> **Input material**:
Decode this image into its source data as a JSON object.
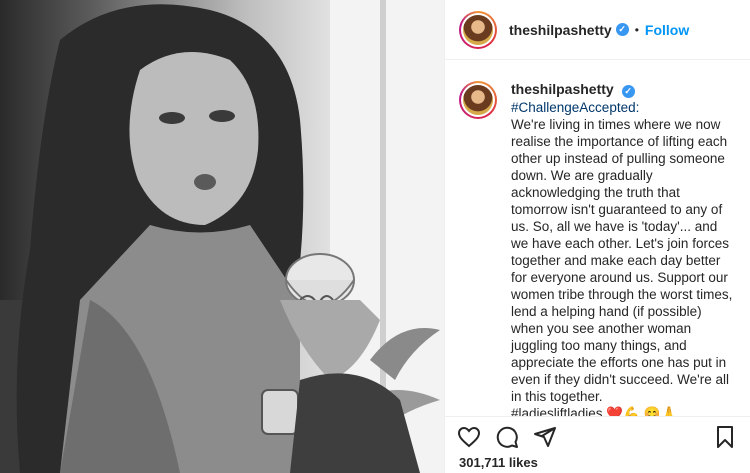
{
  "post": {
    "username": "theshilpashetty",
    "follow_label": "Follow",
    "separator": "•",
    "caption": {
      "hashtag": "#ChallengeAccepted:",
      "body": "We're living in times where we now realise the importance of lifting each other up instead of pulling someone down. We are gradually acknowledging the truth that tomorrow isn't guaranteed to any of us. So, all we have is 'today'... and we have each other. Let's join forces together and make each day better for everyone around us. Support our women tribe through the worst times, lend a helping hand (if possible) when you see another woman juggling too many things, and appreciate the efforts one has put in even if they didn't succeed. We're all in this together.",
      "tail": "#ladiesliftladies ❤️💪 😊🙏"
    },
    "likes_count": "301,711",
    "likes_label": "likes"
  },
  "icons": {
    "verified": "verified-badge-icon",
    "like": "heart-icon",
    "comment": "comment-icon",
    "share": "share-icon",
    "save": "bookmark-icon"
  },
  "colors": {
    "follow": "#0095f6",
    "verified": "#3897f0",
    "hashtag": "#00376b"
  }
}
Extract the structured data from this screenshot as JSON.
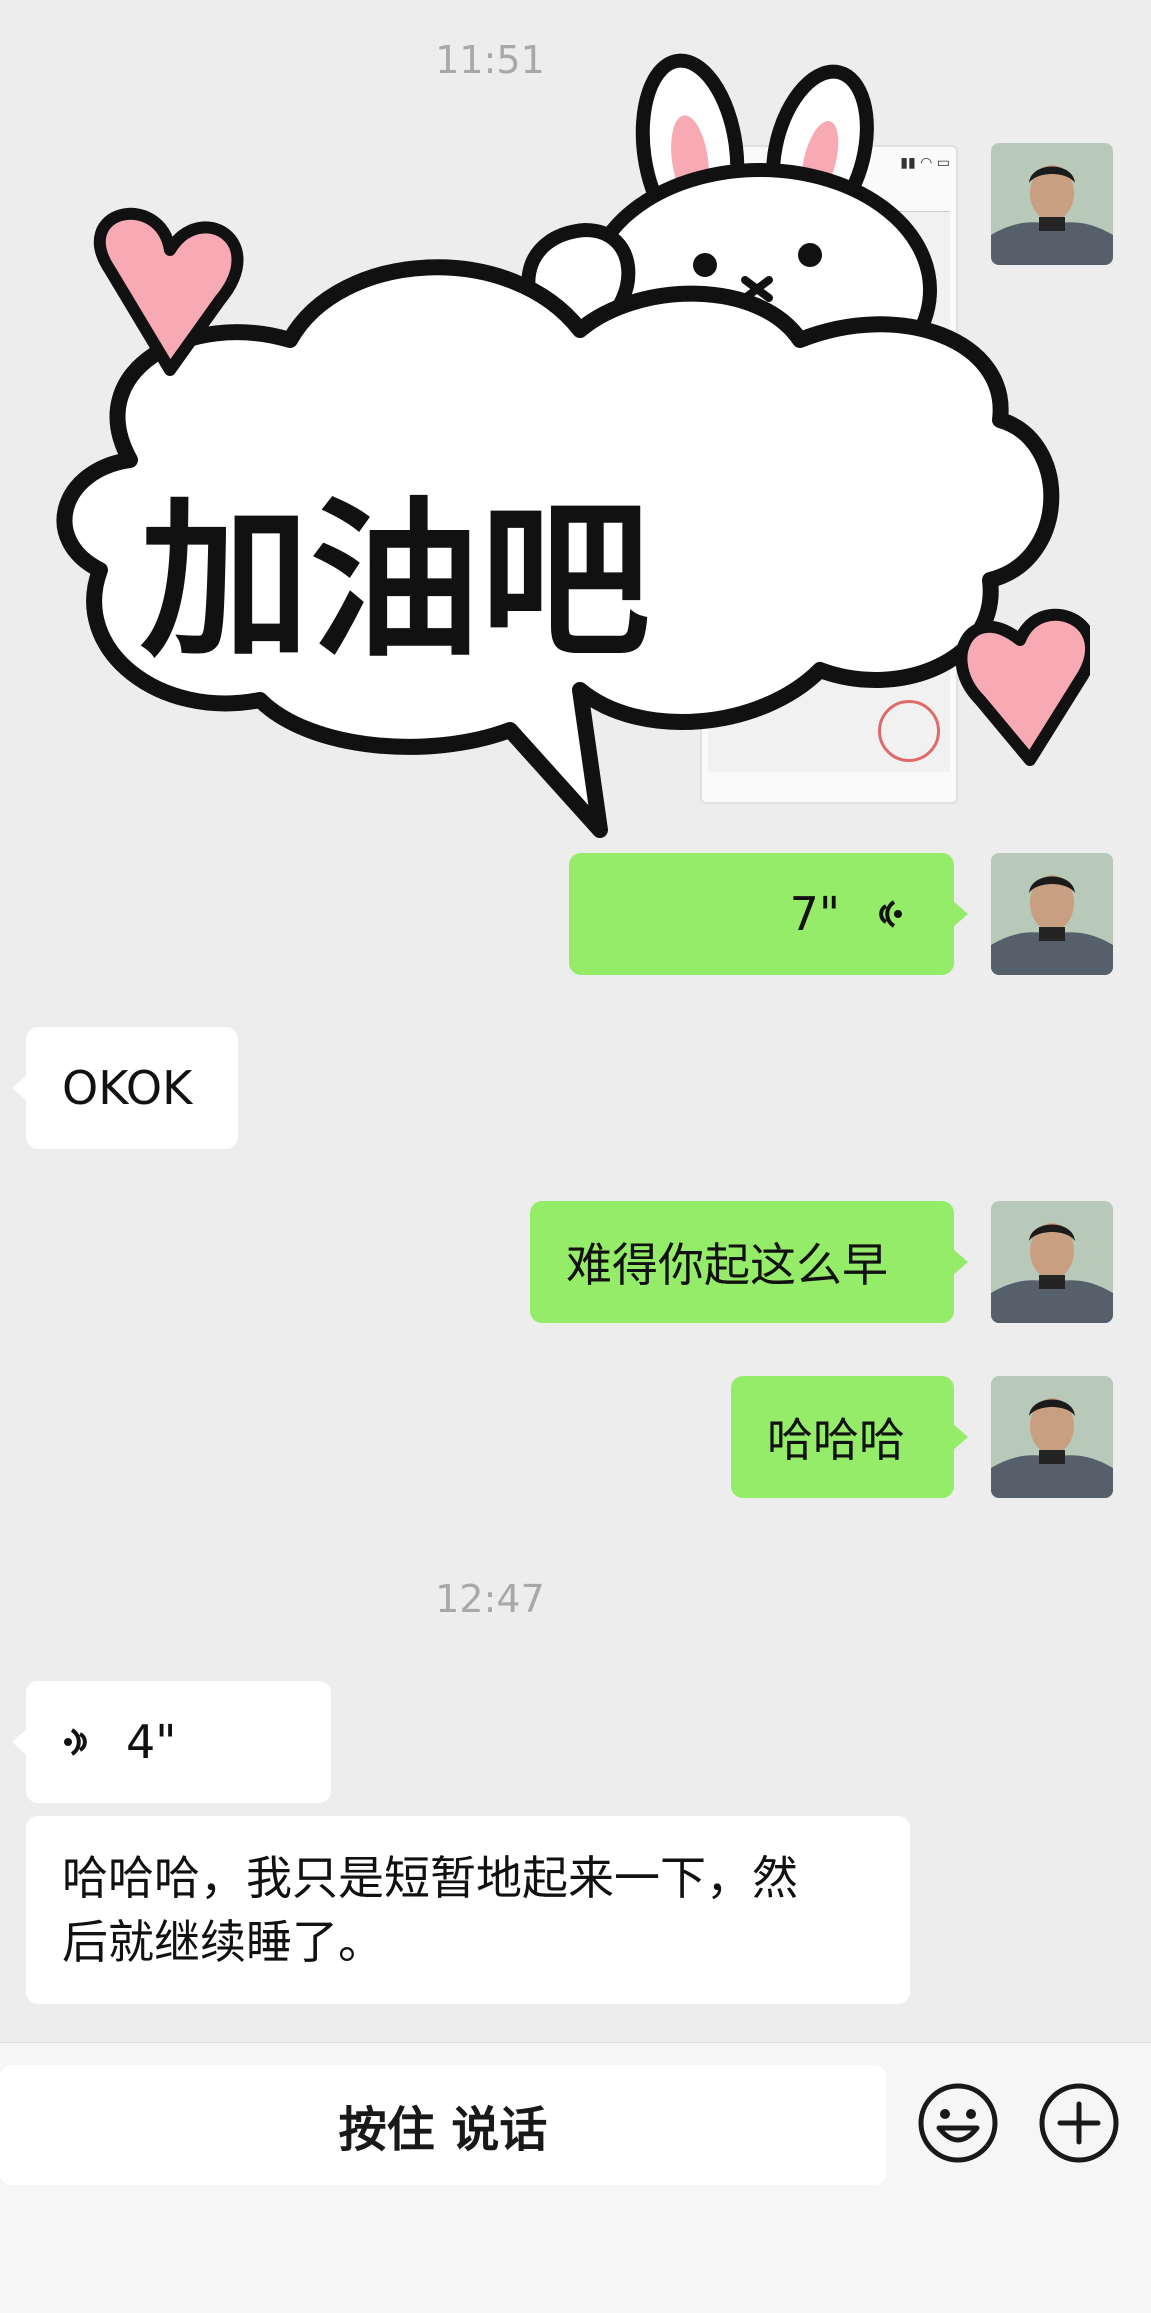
{
  "timestamps": [
    "11:51",
    "12:47"
  ],
  "sticker": {
    "text": "加油吧",
    "description": "bunny-cloud-sticker"
  },
  "messages": {
    "voice_out": {
      "duration": "7\""
    },
    "okok": "OKOK",
    "rare_early": "难得你起这么早",
    "hahaha": "哈哈哈",
    "voice_in": {
      "duration": "4\""
    },
    "reply_line1": "哈哈哈，我只是短暂地起来一下，然",
    "reply_line2": "后就继续睡了。"
  },
  "input_bar": {
    "hold_to_talk": "按住 说话"
  },
  "colors": {
    "sent_bubble": "#95ec69",
    "received_bubble": "#ffffff",
    "background": "#ededed"
  }
}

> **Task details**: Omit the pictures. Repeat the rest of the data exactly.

> **Response to this task**:
Decode this image into its source data as a JSON object.
{
  "post": {
    "username": "theshilpashetty",
    "follow_label": "Follow",
    "separator": "•",
    "caption": {
      "hashtag": "#ChallengeAccepted:",
      "body": "We're living in times where we now realise the importance of lifting each other up instead of pulling someone down. We are gradually acknowledging the truth that tomorrow isn't guaranteed to any of us. So, all we have is 'today'... and we have each other. Let's join forces together and make each day better for everyone around us. Support our women tribe through the worst times, lend a helping hand (if possible) when you see another woman juggling too many things, and appreciate the efforts one has put in even if they didn't succeed. We're all in this together.",
      "tail": "#ladiesliftladies ❤️💪 😊🙏"
    },
    "likes_count": "301,711",
    "likes_label": "likes"
  },
  "icons": {
    "verified": "verified-badge-icon",
    "like": "heart-icon",
    "comment": "comment-icon",
    "share": "share-icon",
    "save": "bookmark-icon"
  },
  "colors": {
    "follow": "#0095f6",
    "verified": "#3897f0",
    "hashtag": "#00376b"
  }
}
Extract the structured data from this screenshot as JSON.
{
  "timestamps": [
    "11:51",
    "12:47"
  ],
  "sticker": {
    "text": "加油吧",
    "description": "bunny-cloud-sticker"
  },
  "messages": {
    "voice_out": {
      "duration": "7\""
    },
    "okok": "OKOK",
    "rare_early": "难得你起这么早",
    "hahaha": "哈哈哈",
    "voice_in": {
      "duration": "4\""
    },
    "reply_line1": "哈哈哈，我只是短暂地起来一下，然",
    "reply_line2": "后就继续睡了。"
  },
  "input_bar": {
    "hold_to_talk": "按住 说话"
  },
  "colors": {
    "sent_bubble": "#95ec69",
    "received_bubble": "#ffffff",
    "background": "#ededed"
  }
}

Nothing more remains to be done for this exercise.